Pseudomonas cepacia has recently emerged as an important pathogen affecting cystic fibrosis (CF) patients. We evaluated three selective media to assess their comparative potential for identification of patients colonized with P. cepacia and for efficacy of detection of P. cepacia in environmental fluids. Test organisms included P. cepacia isolates from CF patients (10 each from two CF centers), non-CF patients (10 isolates), and environmental sources (10 isolates). Microbiologic assays were done by the membrane filter procedure; filters were placed on P. cepacia medium (PCM), OFPBL, TB-T, MacConkey agar (MAC), and blood agar (BA) or Standard Methods (SM) sugar, and colonies were counted after incubation at 30 or 35 degrees C for 72 h. Mean recovery efficiencies (MREs) (mean CFU/ml on selective media compared with CFU/ml on BA controls) for environmental and non-CF P. cepacia and patient isolates from one CF center showed a rank order of PCM greater than OFPBL greater than TB-T; for isolates from a second CF center, a rank order of PCM greater than TB-T greater than OFPBL was obtained. MREs for CF center isolates were generally lower than for non-CF patients or environmental isolates on P. cepacia-selective media. With MAC, the MREs for each group of CF isolates were extremely low (14 and 2%) compared with those for non-CF patient (47%) or environmental (84%) isolates. In laboratory and field studies, PCM and OFPBL showed good selectivity against bacteria commonly associated with CF patient respiratory secretions. These findings show that selective media should be used in clinical settings where P. cepacia is sought. With environmental fluids from CF centers, P. cepacia-selective media showed low selectivity against a variety of gram-negative water bacteria and appeared to afford little advantage over SM agar for isolating P. cepacia from environmental samples.

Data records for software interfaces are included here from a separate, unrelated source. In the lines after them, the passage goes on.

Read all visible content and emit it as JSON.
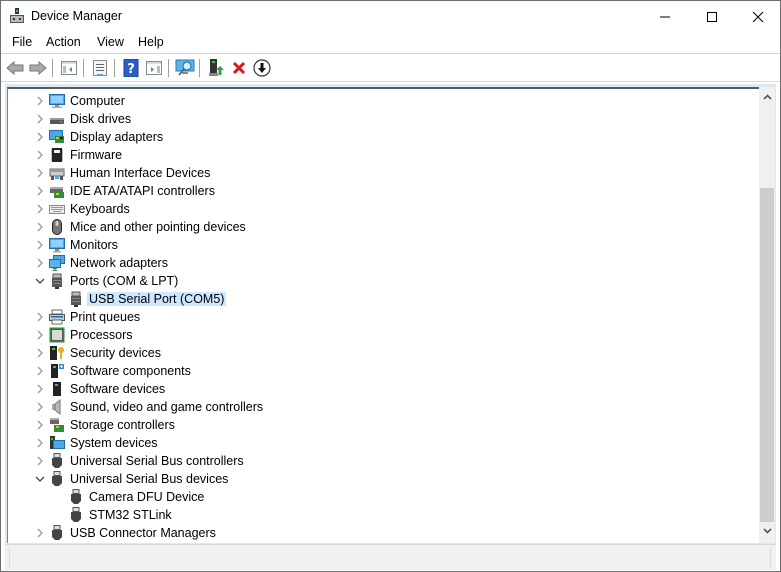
{
  "window": {
    "title": "Device Manager",
    "controls": {
      "minimize": "minimize",
      "maximize": "maximize",
      "close": "close"
    }
  },
  "menu": [
    "File",
    "Action",
    "View",
    "Help"
  ],
  "toolbar": [
    {
      "name": "back-icon",
      "tooltip": "Back"
    },
    {
      "name": "forward-icon",
      "tooltip": "Forward"
    },
    {
      "name": "show-hide-console-tree-icon",
      "tooltip": "Show/Hide Console Tree"
    },
    {
      "name": "properties-icon",
      "tooltip": "Properties"
    },
    {
      "name": "help-icon",
      "tooltip": "Help"
    },
    {
      "name": "show-hide-action-pane-icon",
      "tooltip": "Show/Hide Action Pane"
    },
    {
      "name": "scan-hardware-icon",
      "tooltip": "Scan for hardware changes"
    },
    {
      "name": "update-driver-icon",
      "tooltip": "Update driver"
    },
    {
      "name": "uninstall-device-icon",
      "tooltip": "Uninstall device"
    },
    {
      "name": "disable-device-icon",
      "tooltip": "Disable device"
    }
  ],
  "tree": [
    {
      "label": "Computer",
      "icon": "computer-icon",
      "level": 0,
      "expanded": false
    },
    {
      "label": "Disk drives",
      "icon": "disk-drive-icon",
      "level": 0,
      "expanded": false
    },
    {
      "label": "Display adapters",
      "icon": "display-adapter-icon",
      "level": 0,
      "expanded": false
    },
    {
      "label": "Firmware",
      "icon": "firmware-icon",
      "level": 0,
      "expanded": false
    },
    {
      "label": "Human Interface Devices",
      "icon": "hid-icon",
      "level": 0,
      "expanded": false
    },
    {
      "label": "IDE ATA/ATAPI controllers",
      "icon": "ide-controller-icon",
      "level": 0,
      "expanded": false
    },
    {
      "label": "Keyboards",
      "icon": "keyboard-icon",
      "level": 0,
      "expanded": false
    },
    {
      "label": "Mice and other pointing devices",
      "icon": "mouse-icon",
      "level": 0,
      "expanded": false
    },
    {
      "label": "Monitors",
      "icon": "monitor-icon",
      "level": 0,
      "expanded": false
    },
    {
      "label": "Network adapters",
      "icon": "network-adapter-icon",
      "level": 0,
      "expanded": false
    },
    {
      "label": "Ports (COM & LPT)",
      "icon": "port-icon",
      "level": 0,
      "expanded": true
    },
    {
      "label": "USB Serial Port (COM5)",
      "icon": "port-icon",
      "level": 1,
      "selected": true
    },
    {
      "label": "Print queues",
      "icon": "printer-icon",
      "level": 0,
      "expanded": false
    },
    {
      "label": "Processors",
      "icon": "processor-icon",
      "level": 0,
      "expanded": false
    },
    {
      "label": "Security devices",
      "icon": "security-device-icon",
      "level": 0,
      "expanded": false
    },
    {
      "label": "Software components",
      "icon": "software-component-icon",
      "level": 0,
      "expanded": false
    },
    {
      "label": "Software devices",
      "icon": "software-device-icon",
      "level": 0,
      "expanded": false
    },
    {
      "label": "Sound, video and game controllers",
      "icon": "speaker-icon",
      "level": 0,
      "expanded": false
    },
    {
      "label": "Storage controllers",
      "icon": "storage-controller-icon",
      "level": 0,
      "expanded": false
    },
    {
      "label": "System devices",
      "icon": "system-device-icon",
      "level": 0,
      "expanded": false
    },
    {
      "label": "Universal Serial Bus controllers",
      "icon": "usb-icon",
      "level": 0,
      "expanded": false
    },
    {
      "label": "Universal Serial Bus devices",
      "icon": "usb-icon",
      "level": 0,
      "expanded": true
    },
    {
      "label": "Camera DFU Device",
      "icon": "usb-icon",
      "level": 1
    },
    {
      "label": "STM32 STLink",
      "icon": "usb-icon",
      "level": 1
    },
    {
      "label": "USB Connector Managers",
      "icon": "usb-icon",
      "level": 0,
      "expanded": false
    }
  ],
  "colors": {
    "selection": "#cce8ff",
    "scroll_thumb": "#cdcdcd",
    "accent_blue": "#1e90ff"
  }
}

Carson LA, Tablan OC, Cusick LB, Jarvis WR, Favero MS, Bland LA

J. Clin. Microbiol. 1988 Oct;26(10):2096-100

PMID: 3182996